[Source data — start]
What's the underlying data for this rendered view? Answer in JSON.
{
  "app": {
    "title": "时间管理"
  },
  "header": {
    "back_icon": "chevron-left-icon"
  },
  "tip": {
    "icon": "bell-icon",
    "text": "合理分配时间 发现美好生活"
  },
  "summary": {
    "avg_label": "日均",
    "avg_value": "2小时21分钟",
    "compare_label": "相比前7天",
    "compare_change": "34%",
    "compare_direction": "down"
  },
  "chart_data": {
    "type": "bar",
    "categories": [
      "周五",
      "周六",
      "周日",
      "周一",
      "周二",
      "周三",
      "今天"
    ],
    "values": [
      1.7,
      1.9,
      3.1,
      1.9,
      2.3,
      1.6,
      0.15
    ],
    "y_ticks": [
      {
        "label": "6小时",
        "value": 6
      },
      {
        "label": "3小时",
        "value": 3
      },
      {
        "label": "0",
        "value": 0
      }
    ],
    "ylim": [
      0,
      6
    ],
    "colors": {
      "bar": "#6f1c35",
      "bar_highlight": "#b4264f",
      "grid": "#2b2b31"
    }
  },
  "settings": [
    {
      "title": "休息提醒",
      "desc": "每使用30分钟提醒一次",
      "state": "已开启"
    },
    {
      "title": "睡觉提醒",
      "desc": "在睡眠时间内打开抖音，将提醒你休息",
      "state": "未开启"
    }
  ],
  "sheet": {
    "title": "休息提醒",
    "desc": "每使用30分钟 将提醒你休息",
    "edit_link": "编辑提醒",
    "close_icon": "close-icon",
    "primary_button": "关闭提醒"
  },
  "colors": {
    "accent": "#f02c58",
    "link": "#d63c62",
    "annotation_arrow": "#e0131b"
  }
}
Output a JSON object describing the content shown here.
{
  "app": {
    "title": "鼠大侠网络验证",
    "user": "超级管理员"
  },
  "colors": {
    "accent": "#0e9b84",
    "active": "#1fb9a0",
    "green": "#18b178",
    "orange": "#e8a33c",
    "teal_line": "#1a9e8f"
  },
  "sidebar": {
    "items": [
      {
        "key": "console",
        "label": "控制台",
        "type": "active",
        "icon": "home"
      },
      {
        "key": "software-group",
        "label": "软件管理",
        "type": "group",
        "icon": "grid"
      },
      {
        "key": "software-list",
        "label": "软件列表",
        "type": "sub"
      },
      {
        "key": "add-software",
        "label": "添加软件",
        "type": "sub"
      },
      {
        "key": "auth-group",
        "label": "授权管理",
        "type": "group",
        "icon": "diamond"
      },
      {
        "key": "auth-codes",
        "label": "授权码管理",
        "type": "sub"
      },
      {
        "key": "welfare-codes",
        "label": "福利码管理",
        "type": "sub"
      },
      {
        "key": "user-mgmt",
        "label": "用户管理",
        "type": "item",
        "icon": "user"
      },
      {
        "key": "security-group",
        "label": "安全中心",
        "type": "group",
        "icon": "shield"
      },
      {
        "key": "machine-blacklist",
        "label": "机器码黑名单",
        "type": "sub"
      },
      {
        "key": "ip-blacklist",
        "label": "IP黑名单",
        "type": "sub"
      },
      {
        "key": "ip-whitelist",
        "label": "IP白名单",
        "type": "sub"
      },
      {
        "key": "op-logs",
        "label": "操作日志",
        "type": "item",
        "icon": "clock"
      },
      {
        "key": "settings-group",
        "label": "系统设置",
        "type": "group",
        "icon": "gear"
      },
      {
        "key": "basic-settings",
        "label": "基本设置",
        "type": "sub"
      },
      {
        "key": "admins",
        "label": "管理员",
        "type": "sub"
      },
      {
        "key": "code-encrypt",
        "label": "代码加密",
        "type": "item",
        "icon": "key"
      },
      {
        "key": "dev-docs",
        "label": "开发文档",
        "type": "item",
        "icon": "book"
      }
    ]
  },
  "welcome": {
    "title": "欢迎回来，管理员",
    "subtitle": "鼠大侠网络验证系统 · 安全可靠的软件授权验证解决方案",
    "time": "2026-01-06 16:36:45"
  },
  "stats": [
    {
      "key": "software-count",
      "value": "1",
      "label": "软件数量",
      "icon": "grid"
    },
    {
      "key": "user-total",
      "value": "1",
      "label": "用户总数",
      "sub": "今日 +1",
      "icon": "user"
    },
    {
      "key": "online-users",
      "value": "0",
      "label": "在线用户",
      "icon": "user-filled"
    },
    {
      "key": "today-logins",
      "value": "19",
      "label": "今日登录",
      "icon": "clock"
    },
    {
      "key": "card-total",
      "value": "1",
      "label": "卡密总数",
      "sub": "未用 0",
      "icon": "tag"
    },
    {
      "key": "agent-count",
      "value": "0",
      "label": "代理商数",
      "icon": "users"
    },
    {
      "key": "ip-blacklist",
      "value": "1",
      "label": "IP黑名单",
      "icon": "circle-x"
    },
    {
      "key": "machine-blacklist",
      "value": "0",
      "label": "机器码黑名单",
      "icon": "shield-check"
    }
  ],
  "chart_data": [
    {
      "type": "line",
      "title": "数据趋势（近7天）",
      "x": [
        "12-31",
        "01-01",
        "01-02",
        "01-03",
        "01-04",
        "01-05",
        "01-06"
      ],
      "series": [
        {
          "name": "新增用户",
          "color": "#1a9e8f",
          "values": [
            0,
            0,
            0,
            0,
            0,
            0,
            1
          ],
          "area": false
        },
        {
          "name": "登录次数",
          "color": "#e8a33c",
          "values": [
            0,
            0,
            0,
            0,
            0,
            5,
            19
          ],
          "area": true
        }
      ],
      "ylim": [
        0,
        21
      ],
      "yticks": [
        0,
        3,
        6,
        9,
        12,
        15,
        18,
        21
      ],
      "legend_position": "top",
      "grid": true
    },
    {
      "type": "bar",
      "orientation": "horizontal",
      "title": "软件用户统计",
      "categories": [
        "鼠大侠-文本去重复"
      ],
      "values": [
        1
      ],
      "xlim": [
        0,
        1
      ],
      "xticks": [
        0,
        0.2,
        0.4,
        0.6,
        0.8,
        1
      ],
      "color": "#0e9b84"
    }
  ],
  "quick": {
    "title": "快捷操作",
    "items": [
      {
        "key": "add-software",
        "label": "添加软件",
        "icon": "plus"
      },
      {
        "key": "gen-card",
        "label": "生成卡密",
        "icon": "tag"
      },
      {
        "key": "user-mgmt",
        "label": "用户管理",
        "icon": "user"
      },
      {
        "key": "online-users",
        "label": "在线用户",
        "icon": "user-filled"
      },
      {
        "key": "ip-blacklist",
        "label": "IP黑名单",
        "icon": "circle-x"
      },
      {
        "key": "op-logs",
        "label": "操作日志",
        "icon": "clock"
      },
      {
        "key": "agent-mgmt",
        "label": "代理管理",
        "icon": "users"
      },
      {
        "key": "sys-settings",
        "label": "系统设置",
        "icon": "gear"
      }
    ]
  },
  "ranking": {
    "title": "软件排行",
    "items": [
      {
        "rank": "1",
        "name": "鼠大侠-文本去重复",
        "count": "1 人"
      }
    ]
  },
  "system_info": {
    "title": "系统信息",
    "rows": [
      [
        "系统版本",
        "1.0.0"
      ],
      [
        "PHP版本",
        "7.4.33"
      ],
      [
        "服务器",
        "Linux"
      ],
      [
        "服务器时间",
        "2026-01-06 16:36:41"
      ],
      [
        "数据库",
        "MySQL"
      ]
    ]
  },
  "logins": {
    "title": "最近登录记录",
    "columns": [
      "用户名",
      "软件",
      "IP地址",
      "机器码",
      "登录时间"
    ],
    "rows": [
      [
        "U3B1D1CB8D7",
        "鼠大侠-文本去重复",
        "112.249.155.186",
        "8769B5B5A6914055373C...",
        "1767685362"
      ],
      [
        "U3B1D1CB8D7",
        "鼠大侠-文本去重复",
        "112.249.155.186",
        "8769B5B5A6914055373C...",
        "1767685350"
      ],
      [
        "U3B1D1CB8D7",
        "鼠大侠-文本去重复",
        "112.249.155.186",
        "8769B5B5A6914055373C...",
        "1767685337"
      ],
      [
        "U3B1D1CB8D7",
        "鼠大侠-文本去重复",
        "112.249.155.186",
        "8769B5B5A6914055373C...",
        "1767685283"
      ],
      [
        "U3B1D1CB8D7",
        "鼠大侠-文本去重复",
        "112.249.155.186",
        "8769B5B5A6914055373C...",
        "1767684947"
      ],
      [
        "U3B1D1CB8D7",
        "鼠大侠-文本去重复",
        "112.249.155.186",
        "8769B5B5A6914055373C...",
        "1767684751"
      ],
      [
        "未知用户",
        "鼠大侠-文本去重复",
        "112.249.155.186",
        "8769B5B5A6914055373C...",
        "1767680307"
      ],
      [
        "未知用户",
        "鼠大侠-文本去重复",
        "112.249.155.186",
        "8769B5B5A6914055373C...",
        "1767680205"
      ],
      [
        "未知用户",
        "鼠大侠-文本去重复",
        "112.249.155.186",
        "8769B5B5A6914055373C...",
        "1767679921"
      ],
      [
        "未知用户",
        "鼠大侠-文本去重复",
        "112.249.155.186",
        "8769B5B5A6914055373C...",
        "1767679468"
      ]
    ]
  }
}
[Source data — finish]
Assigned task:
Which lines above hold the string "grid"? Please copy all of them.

Answer box:
      "grid": "#2b2b31"
        "icon": "grid"
      "icon": "grid"
      "grid": true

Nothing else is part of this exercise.